Consider a Private College

Consider a Private College

July 17-22 is a significant week for Virginia as it commemorates Private Colleges Week. The state boasts a robust higher education system, with private 4-year institutions playing a crucial role. While public colleges in Virginia are renowned nationwide, private colleges excel in meeting the educational and professional needs of many Virginians, particularly those underrepresented in public institutions.

Private colleges are often associated with higher price tags compared to their public counterparts. However, financial aid and grant programs help make private colleges more accessible to low-income and underrepresented students. Nearly 50% of students enrolled in Virginia private colleges benefit from Pell Grants — a federal program that provides money to students from low-income households, which does not require repayment. As a staunch supporter of the Virginia Tuition Assistance Grant (TAG) program, I am pleased to highlight that qualified undergraduate students will have access to $5,000 per year. These grants amount to approximately $100M annually or 3.4% of the overall state general fund spent on higher education. If the approximately 19,000 TAG recipients were enrolled in public institutions, the cost to the Commonwealth would be considerably higher.

Private colleges are also actively working to address racial inequities in the education system. An impressive 69% of the student populations enrolled in 4-year private colleges come from underrepresented backgrounds, encompassing non-white US citizens and permanent residents, Pell Grant recipients, students over the age of 25, and individuals from localities with low rates of educational attainment. Notably, out of the 23 private colleges participating in Virginia Private College Week, two are Historically Black Colleges and Universities (HBCUs), and one, Marymount University in Northern Virginia, is the first in Virginia to be recognized as a Hispanic Serving Institution with student body at least 25% Hispanic.
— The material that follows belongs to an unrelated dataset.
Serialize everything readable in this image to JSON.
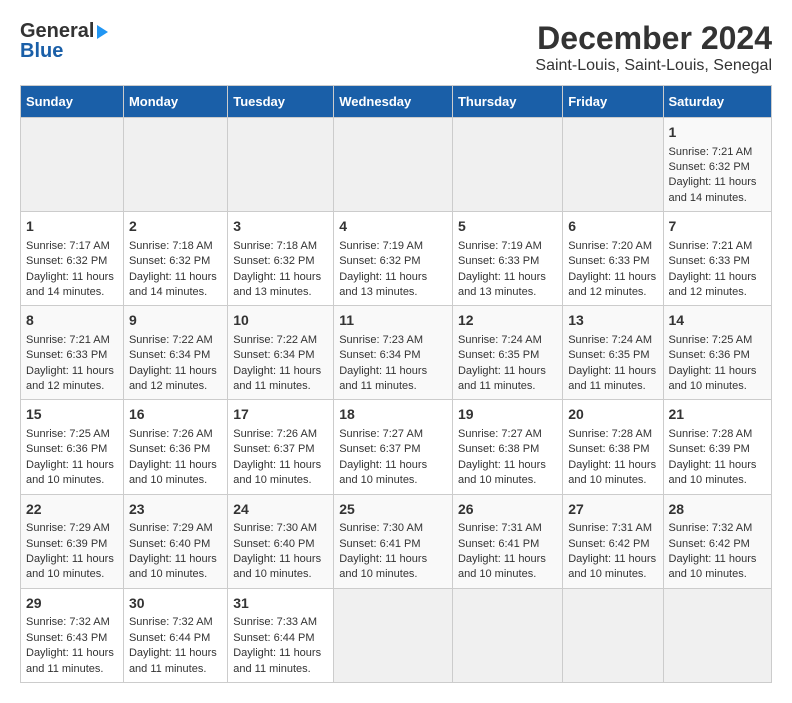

Being private institutions, these colleges possess the flexibility and resources to effectively tackle economic and racial disparities in education. A Bachelor’s degree holds tremendous value for students as it expands their knowledge and enhances their job prospects. According to reports by the Bureau of Labor Statistics, individuals with a Bachelor’s degree earn significantly more per week than those with only a high school education. Private colleges play a pivotal role in assisting individuals from diverse backgrounds in reaping the benefits of higher education.

Beyond promoting equitable outcomes for historically marginalized and low-income individuals, Virginia’s private colleges contribute to society through their diverse degree programs. For example, private institutions account for about half of nursing degrees. They also offer various graduate programs, including a pharmacy school and osteopathic medical schools. These programs and their graduates are central to the health and economy of Virginia as a whole. As a Commonwealth, we greatly value the contributions that private colleges make to our society.

Private colleges are essential in meeting the educational and professional needs of Virginians, particularly those who are underrepresented in public institutions. I wholeheartedly encourage my constituents in high school, along with their families, as well as adults seeking to begin or continue their higher education, to actively participate in the upcoming Virginia Private Colleges Week. You will undoubtedly be pleasantly surprised by the diverse and high-quality educational opportunities available here in Virginia.